◆ **What you are asked to do**:
All of the records must be given again exactly.

.....

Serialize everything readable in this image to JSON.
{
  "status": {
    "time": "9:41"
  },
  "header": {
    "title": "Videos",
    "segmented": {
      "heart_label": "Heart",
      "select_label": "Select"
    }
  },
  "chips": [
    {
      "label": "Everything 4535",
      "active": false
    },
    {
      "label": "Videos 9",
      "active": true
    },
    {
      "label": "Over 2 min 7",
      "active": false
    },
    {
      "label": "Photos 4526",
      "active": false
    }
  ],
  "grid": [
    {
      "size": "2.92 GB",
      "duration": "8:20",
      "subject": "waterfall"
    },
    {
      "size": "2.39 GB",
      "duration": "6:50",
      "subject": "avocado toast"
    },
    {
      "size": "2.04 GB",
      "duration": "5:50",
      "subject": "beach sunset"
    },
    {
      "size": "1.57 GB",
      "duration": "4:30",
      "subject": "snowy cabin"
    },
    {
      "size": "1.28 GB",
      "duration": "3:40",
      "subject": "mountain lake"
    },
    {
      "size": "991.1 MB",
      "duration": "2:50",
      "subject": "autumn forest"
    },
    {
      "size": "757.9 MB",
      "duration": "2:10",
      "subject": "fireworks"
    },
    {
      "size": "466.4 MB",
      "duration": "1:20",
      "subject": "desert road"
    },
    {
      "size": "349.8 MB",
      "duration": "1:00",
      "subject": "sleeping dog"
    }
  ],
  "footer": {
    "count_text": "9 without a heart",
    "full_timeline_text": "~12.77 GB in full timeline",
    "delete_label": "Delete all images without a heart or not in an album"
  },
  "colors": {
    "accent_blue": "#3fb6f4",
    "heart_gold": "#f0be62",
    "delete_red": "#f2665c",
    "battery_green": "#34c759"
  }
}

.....

◆ **Result for this task**:
Serialize everything readable in this image to JSON.
{
  "status": {
    "time": "9:41"
  },
  "header": {
    "title": "Videos",
    "segmented": {
      "heart_label": "Heart",
      "select_label": "Select"
    }
  },
  "chips": [
    {
      "label": "Everything 4535",
      "active": false
    },
    {
      "label": "Videos 9",
      "active": true
    },
    {
      "label": "Over 2 min 7",
      "active": false
    },
    {
      "label": "Photos 4526",
      "active": false
    }
  ],
  "grid": [
    {
      "size": "2.92 GB",
      "duration": "8:20",
      "subject": "waterfall"
    },
    {
      "size": "2.39 GB",
      "duration": "6:50",
      "subject": "avocado toast"
    },
    {
      "size": "2.04 GB",
      "duration": "5:50",
      "subject": "beach sunset"
    },
    {
      "size": "1.57 GB",
      "duration": "4:30",
      "subject": "snowy cabin"
    },
    {
      "size": "1.28 GB",
      "duration": "3:40",
      "subject": "mountain lake"
    },
    {
      "size": "991.1 MB",
      "duration": "2:50",
      "subject": "autumn forest"
    },
    {
      "size": "757.9 MB",
      "duration": "2:10",
      "subject": "fireworks"
    },
    {
      "size": "466.4 MB",
      "duration": "1:20",
      "subject": "desert road"
    },
    {
      "size": "349.8 MB",
      "duration": "1:00",
      "subject": "sleeping dog"
    }
  ],
  "footer": {
    "count_text": "9 without a heart",
    "full_timeline_text": "~12.77 GB in full timeline",
    "delete_label": "Delete all images without a heart or not in an album"
  },
  "colors": {
    "accent_blue": "#3fb6f4",
    "heart_gold": "#f0be62",
    "delete_red": "#f2665c",
    "battery_green": "#34c759"
  }
}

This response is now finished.